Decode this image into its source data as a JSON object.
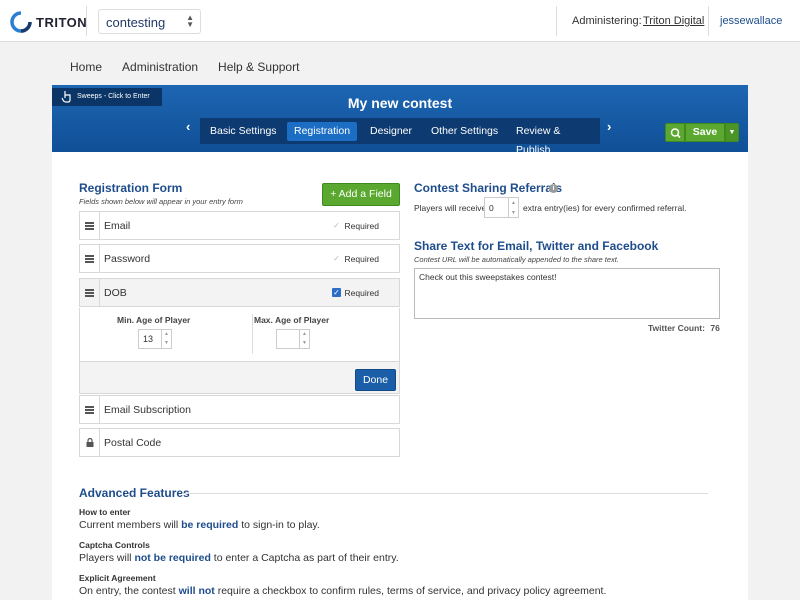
{
  "topbar": {
    "logo_text": "TRITON",
    "app_selector": "contesting",
    "administering_label": "Administering:",
    "administering_value": "Triton Digital",
    "username": "jessewallace"
  },
  "main_nav": [
    "Home",
    "Administration",
    "Help & Support"
  ],
  "contest": {
    "sweeps_label": "Sweeps - Click to Enter",
    "title": "My new contest",
    "tabs": [
      "Basic Settings",
      "Registration",
      "Designer",
      "Other Settings",
      "Review & Publish"
    ],
    "active_tab": "Registration",
    "save_label": "Save"
  },
  "registration": {
    "title": "Registration Form",
    "subtitle": "Fields shown below will appear in your entry form",
    "add_field_label": "+ Add a Field",
    "fields": [
      {
        "label": "Email",
        "required_label": "Required",
        "checked": false
      },
      {
        "label": "Password",
        "required_label": "Required",
        "checked": false
      },
      {
        "label": "DOB",
        "required_label": "Required",
        "checked": true
      },
      {
        "label": "Email Subscription"
      },
      {
        "label": "Postal Code"
      }
    ],
    "dob": {
      "min_age_label": "Min. Age of Player",
      "min_age_value": "13",
      "max_age_label": "Max. Age of Player",
      "max_age_value": "",
      "done_label": "Done"
    }
  },
  "sharing": {
    "title": "Contest Sharing Referrals",
    "info_icon": "i",
    "text_before": "Players will receive",
    "value": "0",
    "text_after": "extra entry(ies) for every confirmed referral."
  },
  "share_text": {
    "title": "Share Text for Email, Twitter and Facebook",
    "subtitle": "Contest URL will be automatically appended to the share text.",
    "value": "Check out this sweepstakes contest!",
    "twitter_count_label": "Twitter Count:",
    "twitter_count": "76"
  },
  "advanced": {
    "title": "Advanced Features",
    "how_to_enter": {
      "heading": "How to enter",
      "pre": "Current members will",
      "highlight": "be required",
      "post": "to sign-in to play."
    },
    "captcha": {
      "heading": "Captcha Controls",
      "pre": "Players will",
      "highlight": "not be required",
      "post": "to enter a Captcha as part of their entry."
    },
    "agreement": {
      "heading": "Explicit Agreement",
      "pre": "On entry, the contest",
      "highlight": "will not",
      "post": "require a checkbox to confirm rules, terms of service, and privacy policy agreement."
    }
  },
  "colors": {
    "header_blue": "#1a5ea8",
    "tab_bar": "#0d3a70",
    "active_tab": "#1c6ec4",
    "green": "#5aa82f",
    "heading_blue": "#1e4d8c"
  }
}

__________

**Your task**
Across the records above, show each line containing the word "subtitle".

**Response**
    "subtitle": "Fields shown below will appear in your entry form",
    "subtitle": "Contest URL will be automatically appended to the share text.",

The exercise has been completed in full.